> ACTIVITY
Using the listing that follows, return every line with the word "JSON".

> SOURCE DATA
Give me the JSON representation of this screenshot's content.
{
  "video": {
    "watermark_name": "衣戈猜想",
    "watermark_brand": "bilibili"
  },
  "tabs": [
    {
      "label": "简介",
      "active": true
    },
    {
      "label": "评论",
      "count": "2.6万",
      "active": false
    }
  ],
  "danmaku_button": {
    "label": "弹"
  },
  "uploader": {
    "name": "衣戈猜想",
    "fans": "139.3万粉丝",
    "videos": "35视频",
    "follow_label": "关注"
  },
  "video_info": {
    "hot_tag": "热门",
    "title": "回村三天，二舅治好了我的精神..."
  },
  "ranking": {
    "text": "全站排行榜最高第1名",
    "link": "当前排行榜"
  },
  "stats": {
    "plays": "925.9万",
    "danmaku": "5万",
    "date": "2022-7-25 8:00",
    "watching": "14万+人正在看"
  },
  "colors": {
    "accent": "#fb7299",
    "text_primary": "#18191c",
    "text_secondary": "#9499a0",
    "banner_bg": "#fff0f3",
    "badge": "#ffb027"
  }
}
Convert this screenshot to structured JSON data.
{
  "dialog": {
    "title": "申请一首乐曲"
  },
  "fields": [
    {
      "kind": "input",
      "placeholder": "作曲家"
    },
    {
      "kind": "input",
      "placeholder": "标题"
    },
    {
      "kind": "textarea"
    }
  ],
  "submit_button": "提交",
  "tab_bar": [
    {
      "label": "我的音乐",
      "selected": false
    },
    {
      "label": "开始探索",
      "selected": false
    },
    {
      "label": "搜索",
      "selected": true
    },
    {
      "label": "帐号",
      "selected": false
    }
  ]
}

> YOUR RESPONSE
Give me the JSON representation of this screenshot's content.
Convert this screenshot to structured JSON data.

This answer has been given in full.